Soon after 2027, the LHC will enter the high luminosity era, known as HL-LHC, during which it is expected to deliver about 20 times more data than delivered up the end of Run 2.
In order to achieve such high luminosity, the LHC is going to use much more densely packed bunches of protons to increase the collision rate. When two such bunches cross one another, the total number of proton-proton collisions, known as pile-up, will reach 140-200, of which only one, at most, is likely to be interesting. The CMS detector has to observe the decay products of various particles produced in these collisions and work backwards to determine which collisions produced which particles. CMS was designed and built to cope with an average pile-up of around 25 interactions per crossing, with the proton bunches crossing inside CMS every 25 ns, where 1 ns (nanosecond) is one billionth of a second. In these conditions, information from the current detector was sufficient to identify charged particles from pile-up and exclude them from being associated with the interaction of interest. However, the much higher pile-up expected during HL-LHC will result in an increase in the spatial overlap of tracks and energy deposits from these extra collisions, reducing the ability of CMS to reconstruct correctly the tracks of interest. Thus, the CMS detector must be upgraded to keep its excellent performance in terms of efficiency, resolution, and background rejection for all final state particles and physical quantities.
The addition of precision timing information for tracks will provide CMS with an additional handle to reduce the effects of pile-up. This relies on the fact that the individual collisions within a bunch crossing are not simultaneous, but instead occur at slightly different times. This is because the bunches, which are a few centimeters in length, still take on order of a nanosecond to fully pass through each other even though they are traveling at nearly the speed of light. Most of the collisions within a bunch crossing occur within a time interval of 180-200 ps, where 1 ps (picosecond) is one trillionth of a second. A new dedicated detector for precision timing of charged minimum ionizing particles (MIPs), the MIP timing detector (MTD), is proposed by CMS to exploit the time spread of the collisions in a given bunch and provide additional capability to correctly associate tracks from charged particles to vertices.
The MTD is a hermetic detector that will surround the entire Outer Tracker and will measure the time-of-arrival of each charged particle with a time resolution of about 35 ps.
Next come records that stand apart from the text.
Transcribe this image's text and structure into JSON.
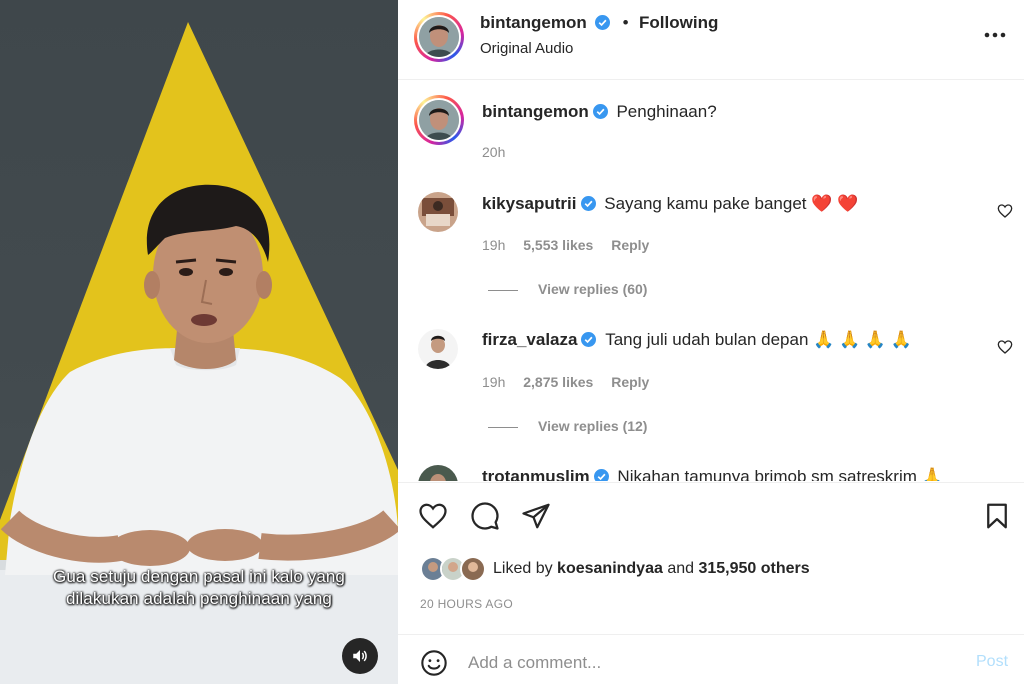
{
  "video": {
    "subtitle_line1": "Gua setuju dengan pasal ini kalo yang",
    "subtitle_line2": "dilakukan adalah penghinaan yang",
    "mute_icon": "speaker-icon"
  },
  "header": {
    "username": "bintangemon",
    "separator": "•",
    "follow_status": "Following",
    "audio": "Original Audio",
    "more_icon": "more-horizontal-icon"
  },
  "caption": {
    "username": "bintangemon",
    "text": "Penghinaan?",
    "time": "20h"
  },
  "comments": [
    {
      "username": "kikysaputrii",
      "text": "Sayang kamu pake banget ❤️ ❤️",
      "time": "19h",
      "likes": "5,553 likes",
      "reply_label": "Reply",
      "view_replies": "View replies (60)"
    },
    {
      "username": "firza_valaza",
      "text": "Tang juli udah bulan depan 🙏 🙏 🙏 🙏",
      "time": "19h",
      "likes": "2,875 likes",
      "reply_label": "Reply",
      "view_replies": "View replies (12)"
    },
    {
      "username": "trotanmuslim",
      "text": "Nikahan tamunya brimob sm satreskrim 🙏"
    }
  ],
  "actions": {
    "liked_prefix": "Liked by",
    "liked_user": "koesanindyaa",
    "liked_and": "and",
    "liked_others": "315,950 others",
    "timestamp": "20 HOURS AGO"
  },
  "add_comment": {
    "placeholder": "Add a comment...",
    "post_label": "Post"
  },
  "colors": {
    "verified": "#3897f0",
    "heart_red": "#ed4956",
    "post_disabled": "#b2dffc",
    "muted_text": "#8e8e8e",
    "triangle_yellow": "#e8c51a"
  }
}
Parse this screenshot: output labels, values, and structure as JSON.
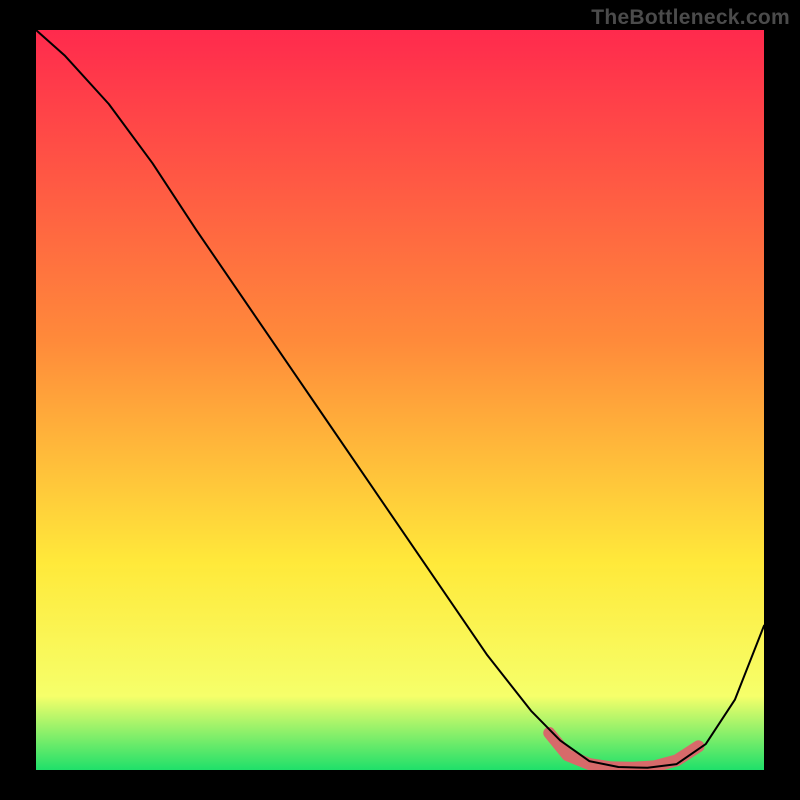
{
  "watermark": "TheBottleneck.com",
  "chart_data": {
    "type": "line",
    "title": "",
    "xlabel": "",
    "ylabel": "",
    "xlim": [
      0,
      100
    ],
    "ylim": [
      0,
      100
    ],
    "grid": false,
    "legend": false,
    "gradient": {
      "top": "#ff2a4d",
      "mid_upper": "#ff8a3a",
      "mid": "#ffe93a",
      "mid_lower": "#f6ff6a",
      "bottom": "#1fe06a"
    },
    "series": [
      {
        "name": "curve",
        "color": "#000000",
        "stroke_width": 2,
        "x": [
          0,
          4,
          10,
          16,
          22,
          30,
          38,
          46,
          54,
          62,
          68,
          72,
          76,
          80,
          84,
          88,
          92,
          96,
          100
        ],
        "y": [
          100,
          96.5,
          90,
          82,
          73,
          61.5,
          50,
          38.5,
          27,
          15.5,
          8,
          4,
          1.2,
          0.4,
          0.3,
          0.8,
          3.5,
          9.5,
          19.5
        ]
      },
      {
        "name": "highlight-band",
        "color": "#d76a6a",
        "stroke_width": 12,
        "linecap": "round",
        "x": [
          70.5,
          73,
          76,
          79,
          82,
          85,
          88,
          91
        ],
        "y": [
          5.0,
          2.0,
          0.8,
          0.35,
          0.3,
          0.5,
          1.3,
          3.2
        ]
      }
    ],
    "annotations": []
  }
}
The proposed design and adopted technologies must meet a number of different technical requirements including radiation and magnetic field tolerance, low deadtime, high granularity (low occupancy), and affordable cost per unit area. The central barrel region of the MTD will be instrumented with crystal scintillators that produce large, rapidly rising light pulses when the particles passes through them. The light will be read out with silicon photomultipliers (SiPMs). The two end-cap components of the MTD will use Low Gain Silicon Detectors (LGADs) that provide an amplified signal of the ionization charge released by the charged particle crossing it.
The CMS physics program at the HL-LHC targets a wide range of studies, including precise measurements of the Higgs boson properties and direct searches for physics beyond the standard model (BSM). A very crucial measurement to be performed is the di-Higgs production, which will provide a direct measurement of the Higgs self-coupling. In addition, the improved track-time reconstruction opens whole new capabilities that will enable CMS to look for phenomena that are outside the capability of the current detector. These include enhanced searches for long-lived particles (LLPs), postulated in many extensions of the standrad model (SM). Heavy particles that travel a distance in the tracking volume and then decay into lighter standard model particles produce very delayed signals in the MTD. Time-of-flight between the collision vertex and the MTD can also be used to differentiate among low momentum charged hadrons, such as pions, kaons, or protons. This will provide new opportunities to study Heavy Ion collisions, where knowledge of the particle type is especially important.
A detailed technical design report of the MTD was submitted earlier this year and approved recently by the CERN Research Board. The successful tests of various technologies confirm the required performance and demonstrate that the addition of a timing layer will allow CMS to improve many physics analyses during the HL-LHC. The capabilities offered by the MTD, combined with other planned CMS upgrades will deepen our understanding of the validity of the SM and in particular, of the Higgs properties, enable searches for new long-lived particles and other BSM signals, and enhance our knowledge of the collisions of Heavy Ions.